Two daughters, one son, one husband and one wife. With this new gaggle of girls we have in our household, the issue of sexism has arisen more often than I thought it would. For better or for worse, it is an issue worth talking about. Not only for our family, but for our society as a whole.
Lately, I have found it quite interesting that when Kyle takes the 3 kiddos out on his lonesome, he gets asked, quite often, if he needs help. He then has to force a smile and politely say “no, thank you”. I often ponder when he comes home with these stories if I would be asked the same question. Is it the difference in our personalities? My laid back-ness and his more type-A-ness? Is he just more aware of the comments than I am? Or does he get these questions when he has all three kids because he is a male, whereas I am a mother so therefore I am more ‘equipped’ for the task? He often wonders if these women seriously think he’s less capable of managing three children only because he’s a man, or if he’s really holding Meadow upside down and not realizing it.
And on the flip side, when discussing the comment “throw like a girl” I get annoyed that the term is still in our American vernacular. I keep thinking that we are past that, but the fact that my 7-year-old son understands what the term means proves to me that we are far from it. Women, on a daily basis still get cat-calls and sexist remarks about their brain, their body, and who knows what else. Many women in this country are told in various ways that they are not strong enough, or smart enough as men.
When contemplating these two issues while relaxing in the shower (while the hubster chases the kids around the house) the social studies teacher comes out in me. If you start thinking anthropologically and consider that for thousands, and I mean THOUSANDS of years if you were born a boy you would grow up with the expectation that you were to take care of the household through getting food, money, etc. Women, on the other hand took care of what the men could not, the kids, the cleaning and so forth. It’s understandable that a family structure couldn’t do everything themselves, they needed each other for help. So they created roles, and those roles began to define gender (hence the term “gender-roles”). I can see how it all got started in some cave: “Let’s make a deal, I’ll go find us some food if you can please keep our baby nourished and alive in this safe cave while I’m gone.” Obviously there are cultures out there where some of these expectations were reversed. But as a whole, most humans ever born in this world had very rigid set of expectations laid out for them because of they were a boy, or they were born a girl.
Now here we are, in the year 2014, and all of that has truly gone out the window. Except for the fact that science has not yet figured out a way for men to give birth (well, I don’t think they have) we now live in an American society where women have the opportunity to be the ones who “bring home the bacon” and the term “stay at home dad” is not an uncommon one.
We live in a beautiful time, people!
So why do we still have issues like the ones I stated above? Why is it always easier for the mother to gain custody of a child than a man? Why do men, in some areas of the workforce, get paid at a higher rate than their women counterparts?
I think it’s because our conversations concerning gender have become more negative.

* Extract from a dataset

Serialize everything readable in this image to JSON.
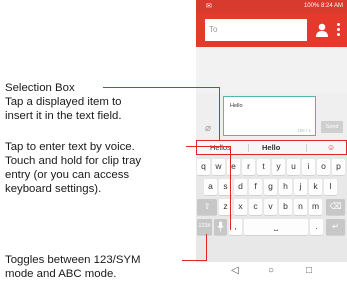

People on both sides of the issue feel like they are being stereotyped and treated unfairly by others who believe differently than them. And typically, those are people of the opposite gender. I see through facebook, twitter, etc. people being passive aggressive about sexism issues. Many sit idly by watching internet memes that degrade the their own gender and privately get pissed off. This, my friends, is no way to make our country a better place.
Instead, I believe we need to have more open conversations about the gender roles, or should I say ‘lack of gender roles’ in our current American society. I believe we need to talk about this, and do it with utmost respect. To openly bring to light the sexism that we have in our American culture, and gracefully say, “Yep, that is wrong, and we should change it” without degrading or shaming the opposite gender is one way our society can shift towards a new understanding. If we can’t respectfully talk about it, how can we change it? We need all humans in our country on board with a new way of looking at gender. I think that discussion is underway, but may have gotten derailed a little too often due to the easy outlet of the passive aggressive Internet.
I am so thankful to now live in a world where being born a boy can mean so many things. It doesn’t confine my son to a life of hunting or building, or my daughters to a life of child-rearing and house cleaning. We live in a world of vast opportunity for everyone.
And I think, with some empathetic and respectful conversations, we may just get to a world where men are seen as respected and seen as equals in child rearing (and everything else) and women are respected and seen as equals in the workforce (and everything else).
***This post was written with the help of my thoughtful husband who does quite well at taking our kids out of the house without me.